(Dataset rows describing interfaces)
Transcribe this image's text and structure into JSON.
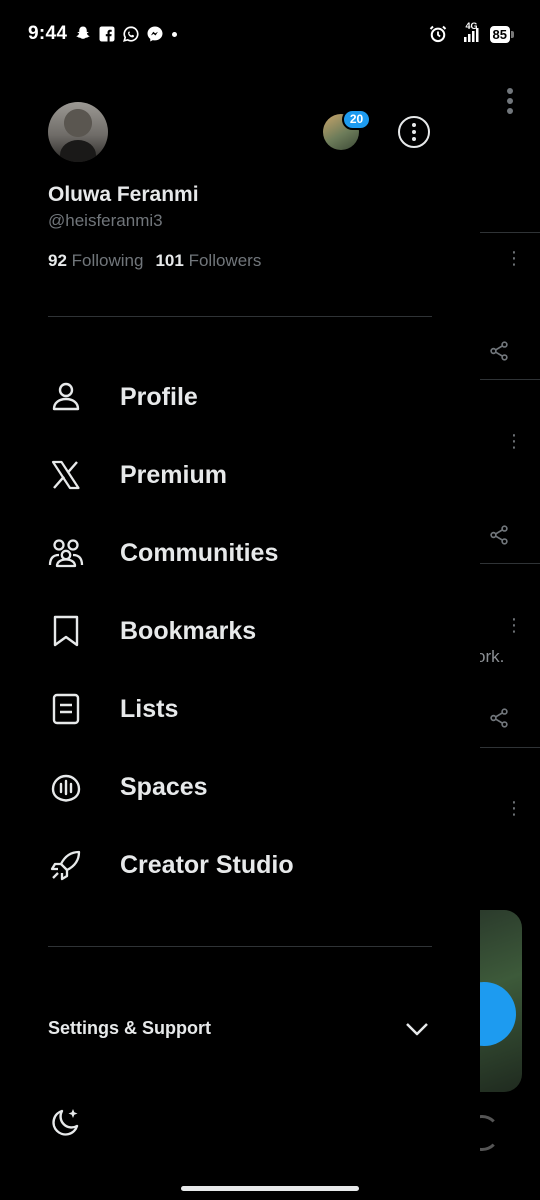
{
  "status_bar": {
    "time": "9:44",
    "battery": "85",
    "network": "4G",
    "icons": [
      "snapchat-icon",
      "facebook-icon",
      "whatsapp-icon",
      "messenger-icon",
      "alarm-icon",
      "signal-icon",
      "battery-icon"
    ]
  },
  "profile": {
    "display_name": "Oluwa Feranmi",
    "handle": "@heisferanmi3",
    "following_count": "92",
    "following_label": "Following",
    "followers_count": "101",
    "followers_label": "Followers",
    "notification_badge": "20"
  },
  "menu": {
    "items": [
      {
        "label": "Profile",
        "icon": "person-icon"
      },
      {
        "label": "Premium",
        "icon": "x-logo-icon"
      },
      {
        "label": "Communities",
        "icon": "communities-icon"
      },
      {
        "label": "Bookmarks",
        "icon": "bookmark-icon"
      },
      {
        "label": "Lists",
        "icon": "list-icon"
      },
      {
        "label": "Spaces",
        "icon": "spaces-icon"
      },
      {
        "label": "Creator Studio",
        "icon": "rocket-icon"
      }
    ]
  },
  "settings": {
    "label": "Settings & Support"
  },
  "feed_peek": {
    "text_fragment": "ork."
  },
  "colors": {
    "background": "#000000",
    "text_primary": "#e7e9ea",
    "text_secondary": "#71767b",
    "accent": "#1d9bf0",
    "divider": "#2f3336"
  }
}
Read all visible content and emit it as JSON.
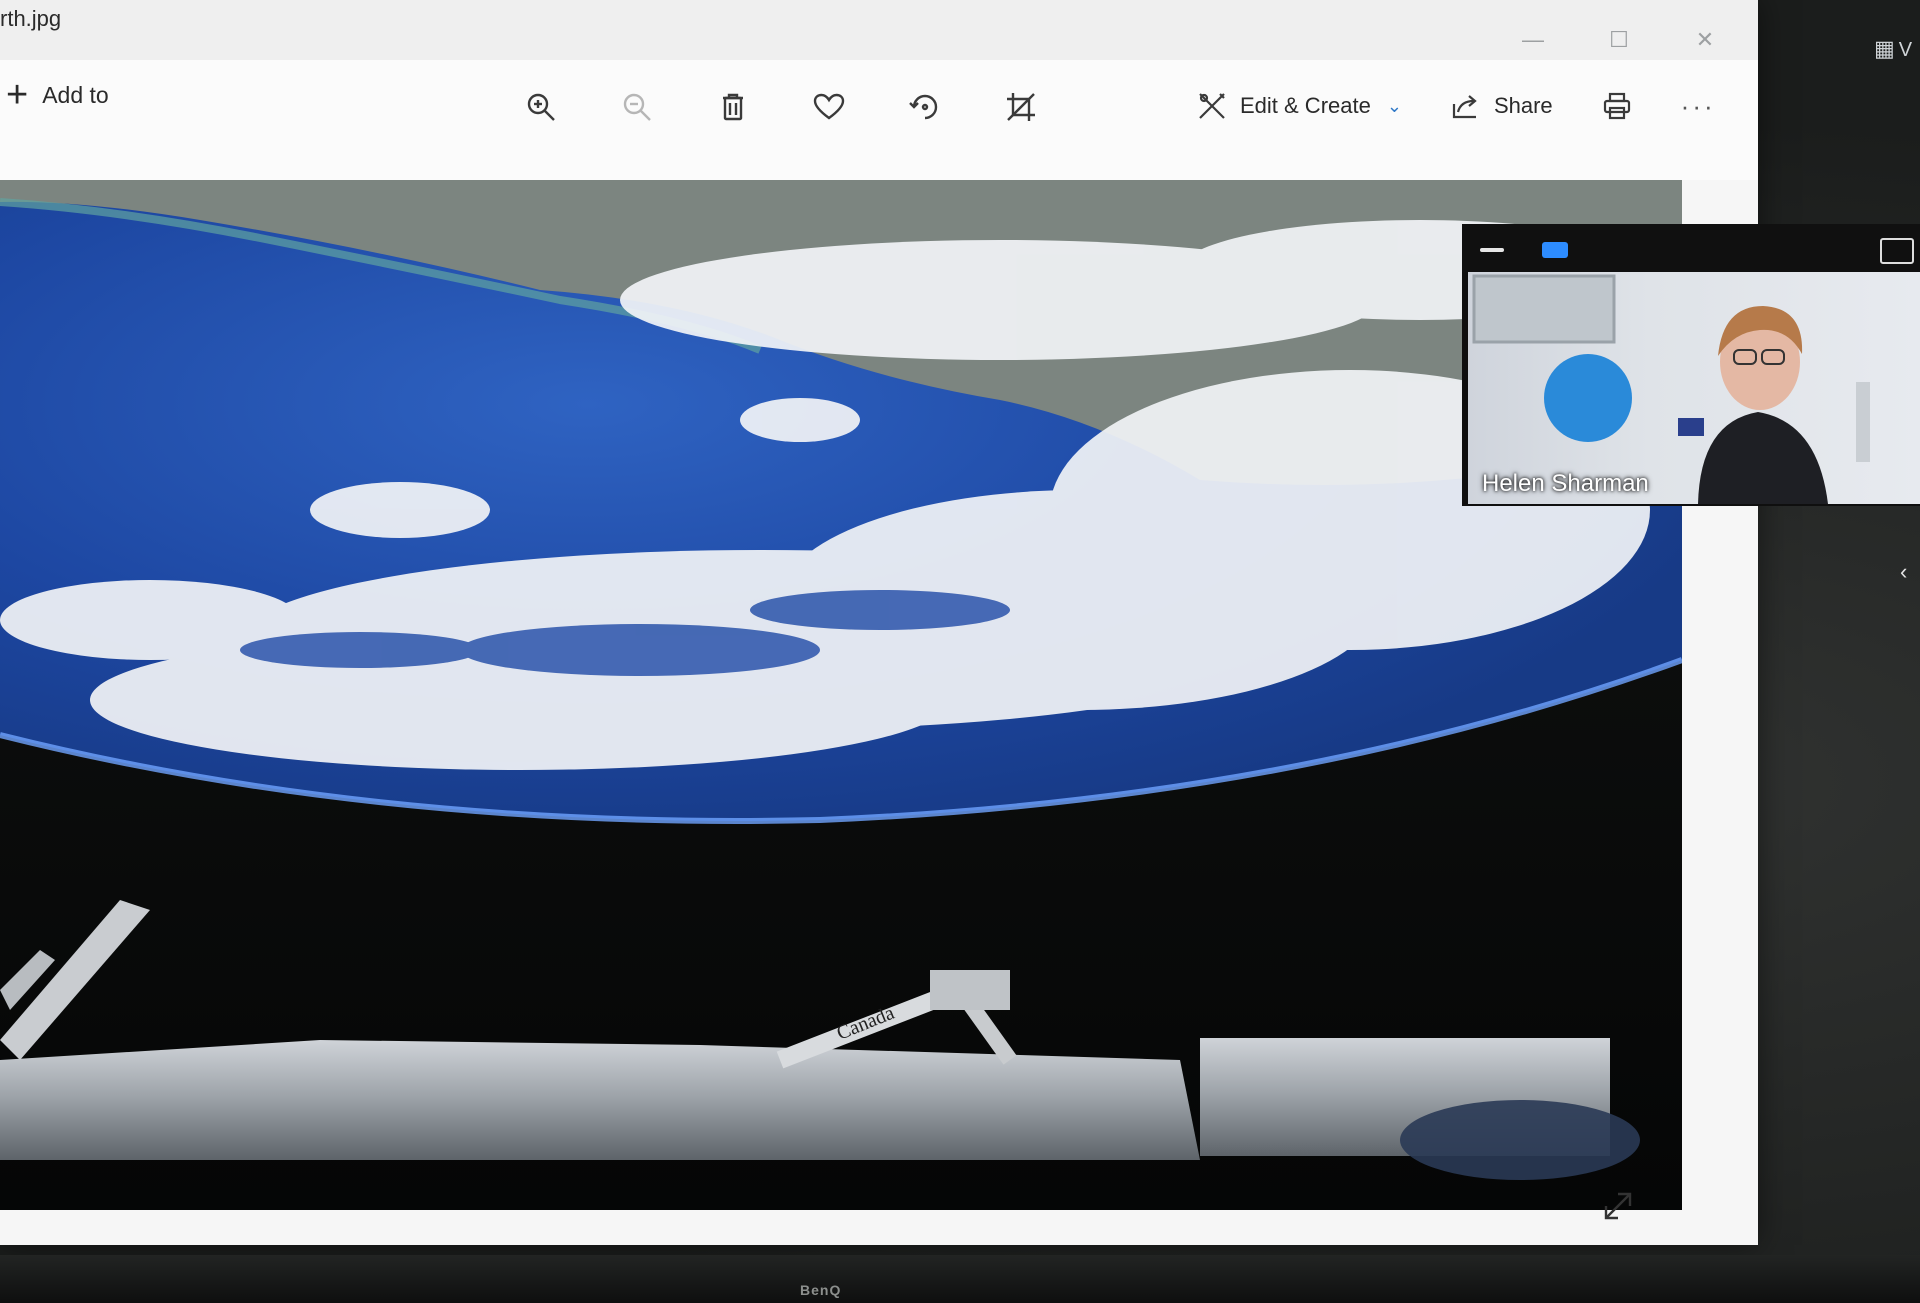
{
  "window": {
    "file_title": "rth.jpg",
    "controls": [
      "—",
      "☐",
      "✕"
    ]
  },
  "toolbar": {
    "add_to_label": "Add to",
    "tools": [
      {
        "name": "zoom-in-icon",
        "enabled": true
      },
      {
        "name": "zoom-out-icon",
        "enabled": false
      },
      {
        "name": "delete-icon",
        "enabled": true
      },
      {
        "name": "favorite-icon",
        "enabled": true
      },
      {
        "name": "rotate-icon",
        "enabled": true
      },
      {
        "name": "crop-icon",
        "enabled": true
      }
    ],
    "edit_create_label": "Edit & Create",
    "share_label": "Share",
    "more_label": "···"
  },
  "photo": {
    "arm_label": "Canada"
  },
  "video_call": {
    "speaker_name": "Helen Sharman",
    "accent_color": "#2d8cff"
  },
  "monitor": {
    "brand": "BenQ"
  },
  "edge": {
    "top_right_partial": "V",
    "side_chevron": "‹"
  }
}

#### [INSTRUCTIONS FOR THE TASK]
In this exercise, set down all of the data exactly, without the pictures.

#### [EXERCISE ANSWER]
Transcribe this image's text and structure into JSON.
{
  "status_bar": {
    "time": "9:44",
    "battery": "85",
    "network": "4G",
    "icons": [
      "snapchat-icon",
      "facebook-icon",
      "whatsapp-icon",
      "messenger-icon",
      "alarm-icon",
      "signal-icon",
      "battery-icon"
    ]
  },
  "profile": {
    "display_name": "Oluwa Feranmi",
    "handle": "@heisferanmi3",
    "following_count": "92",
    "following_label": "Following",
    "followers_count": "101",
    "followers_label": "Followers",
    "notification_badge": "20"
  },
  "menu": {
    "items": [
      {
        "label": "Profile",
        "icon": "person-icon"
      },
      {
        "label": "Premium",
        "icon": "x-logo-icon"
      },
      {
        "label": "Communities",
        "icon": "communities-icon"
      },
      {
        "label": "Bookmarks",
        "icon": "bookmark-icon"
      },
      {
        "label": "Lists",
        "icon": "list-icon"
      },
      {
        "label": "Spaces",
        "icon": "spaces-icon"
      },
      {
        "label": "Creator Studio",
        "icon": "rocket-icon"
      }
    ]
  },
  "settings": {
    "label": "Settings & Support"
  },
  "feed_peek": {
    "text_fragment": "ork."
  },
  "colors": {
    "background": "#000000",
    "text_primary": "#e7e9ea",
    "text_secondary": "#71767b",
    "accent": "#1d9bf0",
    "divider": "#2f3336"
  }
}
Read all visible content and emit it as JSON.
{
  "window": {
    "file_title": "rth.jpg",
    "controls": [
      "—",
      "☐",
      "✕"
    ]
  },
  "toolbar": {
    "add_to_label": "Add to",
    "tools": [
      {
        "name": "zoom-in-icon",
        "enabled": true
      },
      {
        "name": "zoom-out-icon",
        "enabled": false
      },
      {
        "name": "delete-icon",
        "enabled": true
      },
      {
        "name": "favorite-icon",
        "enabled": true
      },
      {
        "name": "rotate-icon",
        "enabled": true
      },
      {
        "name": "crop-icon",
        "enabled": true
      }
    ],
    "edit_create_label": "Edit & Create",
    "share_label": "Share",
    "more_label": "···"
  },
  "photo": {
    "arm_label": "Canada"
  },
  "video_call": {
    "speaker_name": "Helen Sharman",
    "accent_color": "#2d8cff"
  },
  "monitor": {
    "brand": "BenQ"
  },
  "edge": {
    "top_right_partial": "V",
    "side_chevron": "‹"
  }
}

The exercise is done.